There is, of course, a strong element of ideological polemic in the book. Most of the time it fits in pretty well. Occasionally it’s a bit ham-handed. Examples with obvious real-world parallels become familiar and fairly easy to relate to. Some of the measures Carrera condones are extreme and unappealing, but understandable. The reliance on torture and assassination as means to an end can be troubling, but it makes sense in context. Kratman wants us to see what a real war on terror would be like and the degree of ruthlessness it would require, and that’s valuable, even if it makes the reader uncomfortable. His attacks on the transnational progressive elites of both Terra Nova and Earth still aren’t terribly subtle, but they’re well thought out and pretty convincing in context. Only a couple of the cheapest shots ring false, such as a brief dissertation on hostile alien plantlife like the Tranzi Tree and Progressivine which bear fairly contrived relationships to the groups he targets for criticism. Kratman’s first-hand familiarity with the real-world cultures and regions on which he bases his settings helps make the whole book more convincing.
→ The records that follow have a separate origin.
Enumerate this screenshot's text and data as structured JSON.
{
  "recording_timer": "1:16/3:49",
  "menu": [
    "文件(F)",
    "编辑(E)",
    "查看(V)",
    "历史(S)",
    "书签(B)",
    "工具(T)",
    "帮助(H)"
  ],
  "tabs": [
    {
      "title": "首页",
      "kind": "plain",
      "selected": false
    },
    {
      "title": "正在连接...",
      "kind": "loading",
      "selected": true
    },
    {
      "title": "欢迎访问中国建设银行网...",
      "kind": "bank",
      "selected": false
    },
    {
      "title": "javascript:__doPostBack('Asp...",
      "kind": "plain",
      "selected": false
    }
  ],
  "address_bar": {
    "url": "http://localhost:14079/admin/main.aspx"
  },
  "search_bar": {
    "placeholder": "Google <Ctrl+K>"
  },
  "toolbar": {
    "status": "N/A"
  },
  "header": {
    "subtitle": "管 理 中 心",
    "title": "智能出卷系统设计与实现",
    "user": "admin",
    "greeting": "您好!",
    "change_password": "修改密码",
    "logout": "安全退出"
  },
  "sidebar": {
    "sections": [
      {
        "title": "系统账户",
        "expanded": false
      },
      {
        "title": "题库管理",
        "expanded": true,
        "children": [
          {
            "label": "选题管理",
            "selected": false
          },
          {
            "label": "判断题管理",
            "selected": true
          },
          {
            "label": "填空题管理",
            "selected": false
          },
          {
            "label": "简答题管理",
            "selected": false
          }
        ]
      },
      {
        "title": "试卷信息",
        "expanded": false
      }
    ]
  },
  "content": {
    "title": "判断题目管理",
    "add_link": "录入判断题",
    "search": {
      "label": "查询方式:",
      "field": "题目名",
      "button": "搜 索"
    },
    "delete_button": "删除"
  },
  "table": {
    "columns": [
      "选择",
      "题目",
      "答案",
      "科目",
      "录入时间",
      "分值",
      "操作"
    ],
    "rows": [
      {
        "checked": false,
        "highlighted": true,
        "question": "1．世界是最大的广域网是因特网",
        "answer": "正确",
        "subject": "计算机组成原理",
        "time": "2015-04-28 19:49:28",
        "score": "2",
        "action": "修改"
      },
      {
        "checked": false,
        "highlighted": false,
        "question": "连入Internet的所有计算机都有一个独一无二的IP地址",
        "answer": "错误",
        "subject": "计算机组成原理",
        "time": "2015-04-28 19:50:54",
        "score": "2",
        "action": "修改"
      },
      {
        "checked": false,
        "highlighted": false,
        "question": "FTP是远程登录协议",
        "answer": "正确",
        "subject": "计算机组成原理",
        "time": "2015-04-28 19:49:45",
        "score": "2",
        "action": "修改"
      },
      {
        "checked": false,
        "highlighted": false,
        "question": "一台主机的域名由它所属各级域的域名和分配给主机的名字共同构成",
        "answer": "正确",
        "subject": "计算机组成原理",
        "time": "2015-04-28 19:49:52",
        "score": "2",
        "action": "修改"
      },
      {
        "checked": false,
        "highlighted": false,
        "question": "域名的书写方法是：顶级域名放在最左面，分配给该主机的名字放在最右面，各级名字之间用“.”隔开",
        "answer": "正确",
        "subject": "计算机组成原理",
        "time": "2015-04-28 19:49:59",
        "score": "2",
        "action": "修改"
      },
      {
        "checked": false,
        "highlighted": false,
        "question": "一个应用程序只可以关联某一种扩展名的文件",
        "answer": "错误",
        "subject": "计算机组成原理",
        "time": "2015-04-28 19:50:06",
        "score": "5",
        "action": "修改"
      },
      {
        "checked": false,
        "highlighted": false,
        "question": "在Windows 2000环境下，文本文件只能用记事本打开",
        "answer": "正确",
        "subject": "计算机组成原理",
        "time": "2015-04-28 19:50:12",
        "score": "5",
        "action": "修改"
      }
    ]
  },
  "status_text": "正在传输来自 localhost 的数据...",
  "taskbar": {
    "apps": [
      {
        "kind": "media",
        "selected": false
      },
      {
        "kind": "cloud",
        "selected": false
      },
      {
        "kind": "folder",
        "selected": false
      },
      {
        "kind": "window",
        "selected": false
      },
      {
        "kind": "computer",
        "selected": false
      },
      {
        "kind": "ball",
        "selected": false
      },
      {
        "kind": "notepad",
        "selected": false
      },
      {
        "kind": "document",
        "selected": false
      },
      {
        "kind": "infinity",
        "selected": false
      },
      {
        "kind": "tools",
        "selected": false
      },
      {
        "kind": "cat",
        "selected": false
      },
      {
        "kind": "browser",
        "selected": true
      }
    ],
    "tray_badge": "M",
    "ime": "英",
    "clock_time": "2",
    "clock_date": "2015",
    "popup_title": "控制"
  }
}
Reading the book as I did, while controversy was breaking about Blackwater’s involvement in Iraq, added an interesting twist. The news was revealing the important role which mercenaries played in the real war at the same time that they played an even larger and more glorious role in Kratman’s book. Carnifex also brought home to me even more than Kratman’s previous book, the guilt which attaches to those organizations and individuals who for their own political advancement are willing to tolerate the barbaric behavior of terrorists and tyrants when they share a common enemy, especially when that enemy is individual liberty.
On the whole, Carnifex is a good read. It will offend some readers, but those readers probably wouldn’t have made it through the first book anyway. For the rest of us it’s a valuable combination of literary entertainment and thought provoking exploration of thinly disguised recent history. Kratman should get to work on a sequel, because I’m eager to see how Carrera and his followers deal with the decadent oligarchs of old Earth.